__ABOUT THIS TASK__: From the entries that follow, list every line in which the string "title" appears.

(Dataset entries)
==============================

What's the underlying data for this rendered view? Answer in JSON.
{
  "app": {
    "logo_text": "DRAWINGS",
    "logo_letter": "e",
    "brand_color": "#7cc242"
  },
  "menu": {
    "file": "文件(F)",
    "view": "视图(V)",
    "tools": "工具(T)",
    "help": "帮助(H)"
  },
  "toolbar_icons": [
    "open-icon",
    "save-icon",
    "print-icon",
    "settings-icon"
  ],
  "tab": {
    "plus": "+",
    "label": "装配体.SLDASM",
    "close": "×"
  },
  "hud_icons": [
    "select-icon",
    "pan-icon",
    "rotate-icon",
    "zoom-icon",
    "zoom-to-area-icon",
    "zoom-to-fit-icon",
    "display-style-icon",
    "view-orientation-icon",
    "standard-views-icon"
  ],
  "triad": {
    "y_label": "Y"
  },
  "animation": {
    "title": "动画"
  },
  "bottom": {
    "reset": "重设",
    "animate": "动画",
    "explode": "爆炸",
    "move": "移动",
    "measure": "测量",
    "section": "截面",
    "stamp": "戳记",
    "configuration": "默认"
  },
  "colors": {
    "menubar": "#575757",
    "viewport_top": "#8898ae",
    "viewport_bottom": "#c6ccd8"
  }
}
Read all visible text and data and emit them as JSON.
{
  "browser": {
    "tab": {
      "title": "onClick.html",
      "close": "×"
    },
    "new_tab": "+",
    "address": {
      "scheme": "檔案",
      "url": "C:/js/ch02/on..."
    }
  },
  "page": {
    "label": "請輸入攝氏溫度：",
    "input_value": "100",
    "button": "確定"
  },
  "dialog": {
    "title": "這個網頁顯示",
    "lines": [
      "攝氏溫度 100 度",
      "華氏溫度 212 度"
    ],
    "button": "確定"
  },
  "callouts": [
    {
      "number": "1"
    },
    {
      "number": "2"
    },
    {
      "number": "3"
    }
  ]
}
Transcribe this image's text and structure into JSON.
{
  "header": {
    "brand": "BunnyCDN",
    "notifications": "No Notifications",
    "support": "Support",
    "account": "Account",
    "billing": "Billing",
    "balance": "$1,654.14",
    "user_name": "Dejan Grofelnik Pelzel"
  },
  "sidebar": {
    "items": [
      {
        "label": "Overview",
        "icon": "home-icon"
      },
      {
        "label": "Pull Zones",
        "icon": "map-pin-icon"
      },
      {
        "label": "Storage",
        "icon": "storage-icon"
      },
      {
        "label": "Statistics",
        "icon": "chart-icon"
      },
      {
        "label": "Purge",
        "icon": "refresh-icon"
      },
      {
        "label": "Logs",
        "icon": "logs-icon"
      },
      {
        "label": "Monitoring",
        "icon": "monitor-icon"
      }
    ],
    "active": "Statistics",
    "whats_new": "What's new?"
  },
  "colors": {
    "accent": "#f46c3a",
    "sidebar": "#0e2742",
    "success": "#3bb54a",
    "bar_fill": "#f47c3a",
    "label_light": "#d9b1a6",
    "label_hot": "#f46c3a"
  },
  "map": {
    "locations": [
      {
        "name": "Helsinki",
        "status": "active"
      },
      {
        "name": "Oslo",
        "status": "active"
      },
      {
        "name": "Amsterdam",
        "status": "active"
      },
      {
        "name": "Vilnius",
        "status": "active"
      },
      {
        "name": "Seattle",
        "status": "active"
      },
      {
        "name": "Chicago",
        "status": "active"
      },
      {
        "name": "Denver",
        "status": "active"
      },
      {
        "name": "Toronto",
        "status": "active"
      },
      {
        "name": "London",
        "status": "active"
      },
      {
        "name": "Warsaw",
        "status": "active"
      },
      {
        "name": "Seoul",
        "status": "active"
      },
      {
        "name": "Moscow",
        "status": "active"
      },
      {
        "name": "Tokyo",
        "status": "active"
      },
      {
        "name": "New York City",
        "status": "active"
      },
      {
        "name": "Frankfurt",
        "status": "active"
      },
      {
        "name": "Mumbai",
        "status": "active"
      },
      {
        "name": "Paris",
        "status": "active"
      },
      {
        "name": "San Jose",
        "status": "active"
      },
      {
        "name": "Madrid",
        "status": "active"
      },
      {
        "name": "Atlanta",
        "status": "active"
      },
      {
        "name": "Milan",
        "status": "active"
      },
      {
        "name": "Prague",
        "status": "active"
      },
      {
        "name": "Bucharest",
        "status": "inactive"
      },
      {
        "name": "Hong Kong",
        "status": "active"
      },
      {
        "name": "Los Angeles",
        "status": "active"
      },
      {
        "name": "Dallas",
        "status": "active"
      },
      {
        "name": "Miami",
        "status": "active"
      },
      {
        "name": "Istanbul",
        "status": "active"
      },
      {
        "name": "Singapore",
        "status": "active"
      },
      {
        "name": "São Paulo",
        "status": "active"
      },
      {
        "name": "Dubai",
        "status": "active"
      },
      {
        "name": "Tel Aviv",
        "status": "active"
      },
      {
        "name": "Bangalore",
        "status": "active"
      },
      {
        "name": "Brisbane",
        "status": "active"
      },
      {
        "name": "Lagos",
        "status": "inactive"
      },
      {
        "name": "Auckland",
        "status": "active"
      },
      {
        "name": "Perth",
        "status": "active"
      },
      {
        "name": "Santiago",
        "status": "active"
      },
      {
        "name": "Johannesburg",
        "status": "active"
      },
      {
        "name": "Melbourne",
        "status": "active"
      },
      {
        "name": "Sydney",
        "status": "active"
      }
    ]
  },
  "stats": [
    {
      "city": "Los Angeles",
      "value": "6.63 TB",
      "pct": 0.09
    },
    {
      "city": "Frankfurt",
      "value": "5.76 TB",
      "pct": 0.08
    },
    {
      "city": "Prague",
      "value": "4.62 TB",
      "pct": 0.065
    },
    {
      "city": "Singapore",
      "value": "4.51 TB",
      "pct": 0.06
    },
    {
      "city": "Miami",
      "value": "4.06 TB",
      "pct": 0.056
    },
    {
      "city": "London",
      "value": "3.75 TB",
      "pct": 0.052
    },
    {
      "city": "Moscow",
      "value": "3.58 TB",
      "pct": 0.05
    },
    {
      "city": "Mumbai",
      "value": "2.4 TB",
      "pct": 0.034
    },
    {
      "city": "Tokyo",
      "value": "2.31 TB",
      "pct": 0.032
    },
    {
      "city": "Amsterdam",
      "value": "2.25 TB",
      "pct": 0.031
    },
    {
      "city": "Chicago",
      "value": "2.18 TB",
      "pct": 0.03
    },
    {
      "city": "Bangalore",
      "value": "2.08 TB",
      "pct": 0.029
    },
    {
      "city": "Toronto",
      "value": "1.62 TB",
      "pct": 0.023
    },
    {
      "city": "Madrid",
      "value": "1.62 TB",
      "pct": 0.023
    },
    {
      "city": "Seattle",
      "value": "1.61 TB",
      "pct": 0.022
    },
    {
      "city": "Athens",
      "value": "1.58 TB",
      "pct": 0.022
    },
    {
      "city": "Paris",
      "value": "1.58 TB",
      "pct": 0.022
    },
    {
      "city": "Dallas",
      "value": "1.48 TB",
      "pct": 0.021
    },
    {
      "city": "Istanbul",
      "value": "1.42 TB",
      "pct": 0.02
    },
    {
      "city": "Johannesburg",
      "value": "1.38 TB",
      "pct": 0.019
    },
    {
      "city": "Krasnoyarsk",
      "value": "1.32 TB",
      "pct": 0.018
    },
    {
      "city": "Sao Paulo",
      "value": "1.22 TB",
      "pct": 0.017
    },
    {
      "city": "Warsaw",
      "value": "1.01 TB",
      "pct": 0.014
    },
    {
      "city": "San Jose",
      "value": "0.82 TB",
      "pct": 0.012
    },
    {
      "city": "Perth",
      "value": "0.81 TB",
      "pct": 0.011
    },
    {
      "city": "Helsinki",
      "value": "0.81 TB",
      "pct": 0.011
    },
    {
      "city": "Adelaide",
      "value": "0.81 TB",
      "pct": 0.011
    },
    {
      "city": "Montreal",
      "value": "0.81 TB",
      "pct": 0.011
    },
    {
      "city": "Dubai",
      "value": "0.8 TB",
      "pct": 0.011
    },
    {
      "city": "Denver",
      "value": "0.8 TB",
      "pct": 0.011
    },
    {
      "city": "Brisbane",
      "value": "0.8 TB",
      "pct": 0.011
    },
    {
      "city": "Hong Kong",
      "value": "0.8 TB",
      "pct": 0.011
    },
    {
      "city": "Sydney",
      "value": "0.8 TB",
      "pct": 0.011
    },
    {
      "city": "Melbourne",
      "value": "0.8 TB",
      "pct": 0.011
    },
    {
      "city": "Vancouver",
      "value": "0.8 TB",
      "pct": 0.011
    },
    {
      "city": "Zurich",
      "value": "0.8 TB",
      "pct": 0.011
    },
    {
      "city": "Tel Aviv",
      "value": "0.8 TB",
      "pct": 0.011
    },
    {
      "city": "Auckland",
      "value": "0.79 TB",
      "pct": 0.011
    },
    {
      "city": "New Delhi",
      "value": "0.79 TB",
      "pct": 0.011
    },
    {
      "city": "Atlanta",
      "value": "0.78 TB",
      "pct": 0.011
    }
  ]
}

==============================

__WRITTEN RESPONSE__:
    "title": "动画"
      "title": "onClick.html",
    "title": "這個網頁顯示",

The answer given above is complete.